Olympic medals are being handed out in London, but a gold should be handed across the Atlantic to Taste of India.
Ms. T.J. and I took our globe–trotting friend JoAnn with us to Taste of India, knowing that she had menu–dived at many of London’s most popular Indian eateries. Indian food is not one of my natural cuisines and I knew JoAnn’s attention to detail would pay off.
It did, and her insight was on point. She summed up the experience with one sentence:
“London’s Brick Lane just became a few thousand miles closer.”
The legendary Indian food district is a touchstone to fans of the colorful and highly flavored dishes of the world’s second most–populous nation. If you’re unfamiliar with the cuisine, a trip to Taste of India is a culinary education that can take months.
More than 250 ingredients come together to create the nearly 100 appetizers, breads, entrees and yes, even sweet treats, that fill the Mall Boulevard restaurant’s huge menu.
I started with Papri Chaat, a northern Indian dish built around crispy, fried dough wafers tossed and topped with chickpeas, potatoes, tamarind chutney and creamy yogurt dressing. This could just as easily be a cart food dish, but looks lovely when presented at the table. It is an addictive blend of varied textures, spice and creaminess and fresh flavors.

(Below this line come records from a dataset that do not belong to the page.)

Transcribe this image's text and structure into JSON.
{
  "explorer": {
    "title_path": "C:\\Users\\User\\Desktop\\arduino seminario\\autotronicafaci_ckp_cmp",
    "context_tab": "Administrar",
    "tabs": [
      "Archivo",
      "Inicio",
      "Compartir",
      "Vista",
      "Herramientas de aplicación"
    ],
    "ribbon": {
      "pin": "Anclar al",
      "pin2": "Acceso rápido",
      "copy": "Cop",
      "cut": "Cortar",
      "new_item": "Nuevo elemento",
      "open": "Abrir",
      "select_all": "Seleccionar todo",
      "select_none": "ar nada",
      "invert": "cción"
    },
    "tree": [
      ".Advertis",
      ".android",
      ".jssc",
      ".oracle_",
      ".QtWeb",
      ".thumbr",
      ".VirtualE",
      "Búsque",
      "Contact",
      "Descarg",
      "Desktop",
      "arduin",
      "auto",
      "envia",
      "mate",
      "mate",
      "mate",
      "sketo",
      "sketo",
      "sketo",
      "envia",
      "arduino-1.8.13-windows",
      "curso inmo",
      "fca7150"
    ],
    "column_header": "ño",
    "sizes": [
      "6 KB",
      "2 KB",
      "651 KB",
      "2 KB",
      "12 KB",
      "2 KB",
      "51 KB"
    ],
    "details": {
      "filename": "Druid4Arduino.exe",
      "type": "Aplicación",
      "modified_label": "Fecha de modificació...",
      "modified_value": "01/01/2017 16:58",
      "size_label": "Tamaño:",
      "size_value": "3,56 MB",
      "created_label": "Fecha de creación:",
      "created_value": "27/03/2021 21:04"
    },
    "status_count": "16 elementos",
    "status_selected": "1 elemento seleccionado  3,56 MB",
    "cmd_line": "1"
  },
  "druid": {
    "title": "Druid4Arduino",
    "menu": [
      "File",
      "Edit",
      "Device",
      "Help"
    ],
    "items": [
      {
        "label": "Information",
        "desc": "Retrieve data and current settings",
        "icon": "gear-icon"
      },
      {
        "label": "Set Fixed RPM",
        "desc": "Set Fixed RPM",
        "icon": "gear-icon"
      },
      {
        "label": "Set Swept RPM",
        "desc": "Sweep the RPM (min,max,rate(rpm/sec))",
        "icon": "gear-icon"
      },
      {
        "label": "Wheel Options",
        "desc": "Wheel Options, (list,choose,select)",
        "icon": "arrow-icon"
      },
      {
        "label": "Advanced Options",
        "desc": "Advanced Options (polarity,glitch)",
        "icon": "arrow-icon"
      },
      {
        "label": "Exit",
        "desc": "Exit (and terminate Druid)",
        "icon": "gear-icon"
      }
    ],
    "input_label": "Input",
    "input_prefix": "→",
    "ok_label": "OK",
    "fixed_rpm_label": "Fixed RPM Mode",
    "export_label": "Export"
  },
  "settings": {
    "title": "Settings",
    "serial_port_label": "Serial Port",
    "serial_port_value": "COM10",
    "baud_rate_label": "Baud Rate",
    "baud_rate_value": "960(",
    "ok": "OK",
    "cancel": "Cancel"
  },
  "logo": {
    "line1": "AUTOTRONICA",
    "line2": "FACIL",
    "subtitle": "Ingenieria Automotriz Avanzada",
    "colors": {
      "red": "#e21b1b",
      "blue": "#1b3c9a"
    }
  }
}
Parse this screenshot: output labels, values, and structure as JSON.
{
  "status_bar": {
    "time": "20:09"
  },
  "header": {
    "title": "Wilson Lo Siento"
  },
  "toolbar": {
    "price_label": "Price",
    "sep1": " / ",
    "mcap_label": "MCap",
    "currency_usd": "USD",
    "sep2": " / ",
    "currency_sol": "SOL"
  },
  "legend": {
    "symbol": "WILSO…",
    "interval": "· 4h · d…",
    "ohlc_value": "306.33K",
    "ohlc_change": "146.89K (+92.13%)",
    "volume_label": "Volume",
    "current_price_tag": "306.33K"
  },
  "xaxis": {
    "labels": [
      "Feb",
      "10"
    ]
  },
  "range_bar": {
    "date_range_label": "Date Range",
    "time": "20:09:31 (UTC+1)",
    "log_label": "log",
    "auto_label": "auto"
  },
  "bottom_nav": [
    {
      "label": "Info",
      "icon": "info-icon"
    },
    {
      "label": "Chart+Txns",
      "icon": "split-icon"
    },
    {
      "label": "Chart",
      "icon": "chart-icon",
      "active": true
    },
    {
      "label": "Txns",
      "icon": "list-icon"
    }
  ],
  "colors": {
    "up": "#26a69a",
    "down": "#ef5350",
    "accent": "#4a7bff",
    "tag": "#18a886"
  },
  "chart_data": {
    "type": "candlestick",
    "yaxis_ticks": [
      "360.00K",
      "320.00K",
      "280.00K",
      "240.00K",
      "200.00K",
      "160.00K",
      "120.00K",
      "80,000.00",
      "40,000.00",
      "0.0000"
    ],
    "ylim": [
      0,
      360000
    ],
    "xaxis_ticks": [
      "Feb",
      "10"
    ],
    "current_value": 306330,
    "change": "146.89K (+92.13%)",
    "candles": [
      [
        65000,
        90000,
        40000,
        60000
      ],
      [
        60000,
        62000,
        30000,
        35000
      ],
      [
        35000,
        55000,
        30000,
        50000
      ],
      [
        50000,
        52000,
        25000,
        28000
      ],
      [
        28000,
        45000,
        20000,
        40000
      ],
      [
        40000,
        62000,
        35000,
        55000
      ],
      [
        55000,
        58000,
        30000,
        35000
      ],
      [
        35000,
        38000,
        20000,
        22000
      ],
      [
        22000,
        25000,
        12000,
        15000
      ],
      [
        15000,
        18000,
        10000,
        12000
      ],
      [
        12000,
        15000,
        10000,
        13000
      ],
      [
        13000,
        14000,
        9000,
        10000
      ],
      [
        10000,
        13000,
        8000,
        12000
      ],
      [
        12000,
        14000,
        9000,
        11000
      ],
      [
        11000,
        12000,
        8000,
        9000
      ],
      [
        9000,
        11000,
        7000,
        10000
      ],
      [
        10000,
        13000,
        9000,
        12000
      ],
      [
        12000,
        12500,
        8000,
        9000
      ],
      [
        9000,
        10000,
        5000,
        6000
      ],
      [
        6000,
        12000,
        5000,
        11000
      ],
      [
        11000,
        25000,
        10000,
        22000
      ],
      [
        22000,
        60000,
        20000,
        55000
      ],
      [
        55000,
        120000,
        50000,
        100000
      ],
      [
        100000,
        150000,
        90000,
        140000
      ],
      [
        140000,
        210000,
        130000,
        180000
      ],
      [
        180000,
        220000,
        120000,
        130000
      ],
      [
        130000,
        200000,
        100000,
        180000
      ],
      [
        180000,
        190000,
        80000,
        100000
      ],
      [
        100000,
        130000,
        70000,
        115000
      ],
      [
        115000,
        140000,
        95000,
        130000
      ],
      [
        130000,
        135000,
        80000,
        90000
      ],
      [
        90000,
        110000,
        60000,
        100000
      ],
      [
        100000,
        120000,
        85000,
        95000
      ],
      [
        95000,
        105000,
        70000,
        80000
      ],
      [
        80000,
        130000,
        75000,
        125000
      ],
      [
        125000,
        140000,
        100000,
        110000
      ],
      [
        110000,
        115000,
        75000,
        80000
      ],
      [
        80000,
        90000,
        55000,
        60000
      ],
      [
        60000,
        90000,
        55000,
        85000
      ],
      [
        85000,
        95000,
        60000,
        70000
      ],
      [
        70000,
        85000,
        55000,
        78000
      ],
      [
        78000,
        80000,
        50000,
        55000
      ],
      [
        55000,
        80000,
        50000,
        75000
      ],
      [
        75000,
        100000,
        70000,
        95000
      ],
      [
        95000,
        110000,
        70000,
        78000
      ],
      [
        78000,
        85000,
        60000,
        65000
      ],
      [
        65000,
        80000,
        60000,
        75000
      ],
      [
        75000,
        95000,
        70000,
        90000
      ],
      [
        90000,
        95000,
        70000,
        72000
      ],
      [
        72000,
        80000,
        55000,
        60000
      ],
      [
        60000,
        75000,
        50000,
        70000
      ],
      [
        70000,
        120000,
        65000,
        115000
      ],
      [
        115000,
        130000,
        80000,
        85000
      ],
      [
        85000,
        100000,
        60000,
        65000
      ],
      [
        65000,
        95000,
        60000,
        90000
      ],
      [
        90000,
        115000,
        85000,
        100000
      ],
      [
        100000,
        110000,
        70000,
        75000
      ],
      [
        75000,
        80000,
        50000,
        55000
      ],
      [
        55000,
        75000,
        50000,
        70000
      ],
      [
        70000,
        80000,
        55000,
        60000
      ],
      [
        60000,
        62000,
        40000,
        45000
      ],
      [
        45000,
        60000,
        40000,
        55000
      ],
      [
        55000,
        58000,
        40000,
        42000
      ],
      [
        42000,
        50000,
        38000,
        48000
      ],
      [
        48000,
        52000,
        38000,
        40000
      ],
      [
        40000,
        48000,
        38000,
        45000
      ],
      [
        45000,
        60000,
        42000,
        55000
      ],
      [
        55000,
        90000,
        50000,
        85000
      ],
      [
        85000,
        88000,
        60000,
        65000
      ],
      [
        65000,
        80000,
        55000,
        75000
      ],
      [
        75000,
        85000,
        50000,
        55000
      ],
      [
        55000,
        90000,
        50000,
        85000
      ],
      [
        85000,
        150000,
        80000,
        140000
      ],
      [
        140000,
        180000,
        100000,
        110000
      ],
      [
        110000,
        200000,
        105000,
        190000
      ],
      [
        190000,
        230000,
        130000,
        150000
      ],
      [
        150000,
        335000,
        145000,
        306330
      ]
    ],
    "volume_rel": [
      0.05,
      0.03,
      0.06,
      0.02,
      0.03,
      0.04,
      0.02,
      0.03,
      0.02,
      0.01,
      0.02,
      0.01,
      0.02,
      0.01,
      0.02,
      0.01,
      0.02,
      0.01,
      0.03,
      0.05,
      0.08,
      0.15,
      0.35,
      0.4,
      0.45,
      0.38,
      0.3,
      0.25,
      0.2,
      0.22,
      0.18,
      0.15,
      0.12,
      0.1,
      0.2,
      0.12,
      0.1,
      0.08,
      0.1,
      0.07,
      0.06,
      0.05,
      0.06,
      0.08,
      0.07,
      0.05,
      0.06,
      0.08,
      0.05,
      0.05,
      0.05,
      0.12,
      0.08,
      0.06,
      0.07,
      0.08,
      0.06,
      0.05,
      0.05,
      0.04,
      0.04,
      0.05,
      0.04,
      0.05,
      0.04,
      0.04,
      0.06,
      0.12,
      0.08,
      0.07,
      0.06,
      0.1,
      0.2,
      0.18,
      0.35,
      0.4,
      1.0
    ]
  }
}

I knew the rice would be light, delicate and perfumed with the unmistakable aroma that comes only from Basmati. Looking for a complementary set of flavors, I chose Lamb Tikka Masal which comes in a gently spiced and rich tomato–based cream gravy – just the thing for marrying with my rice.
The large chunks of lamb are charcoal cooked, adding to the meat’s savory character. In retrospect, I wish I had lingered more with this dish – it is as decadent an experience as the flavors are exotic.
Some members of our party had been toying with a gluten–free lifestyle – but that experiment fell hard when faced with a big basket of cream cheese naan, a puffy white bread stuffed and cooked in the clay oven.
Ms. T.J. heartily enjoyed her Mixed Biriyani of shrimp, chicken and lamb. JoAnn pronounced her Lamb Vindaloo much more enjoyable than its London counterparts. This version, she explained, was spicy but not overly hot with chilies.
Overall, the food was plated exquisitely, the flavors were nicely balanced and the experience among the best in the city. Taste of India has moved into my Top 5 Savannah restaurant picks.
Don’t let the strip center storefront be a deterrent – once inside the space takes you to an elegant Indian restaurant with an amazingly complex and authentic menu.
I washed down the meal with Kingfisher lager. The beer is the No. 1 selling beer in India – and for beer geeks, is a throwback to the original, flavor–filled American lagers of the 1960s.
Housemade ice creams – mango and a sweet and savory pistachio–saffron – were refreshing and the perfect palate cleansers for a feast filled with so many flavors.
And yes, it was a feast. Portions of individual dishes are big enough to share and we did, with plenty left to take home.
Owner Sandesh Pardeshi (Sandy) is the bright young restaurateur behind Taste of India. He also holds an interior design degree from Savannah College of Art and Design. His restaurant skills are evident – and so the design skills that transformed odd shopping complex space into a restaurant that is warm, inviting and uniquely Indian.
He recently expanded the bar by a few feet and added a banquet room capable of hosting more than 150 people for large dinner or dance parties. There is a lunch buffet and full bar service. Delivery is available by savannahtogo.com.
401 Mall Blvd./356–1020/Tasteofindiasav.com
How is the process of beer making called?
Scott is a pro. Great drinks, great space, looking forward to the food.
Okay. Nice review. Seems like a winner..however, what makes this place stand out so much?…
So you publish an article glorifying Kirk Blaine, an individual who has an extensive history…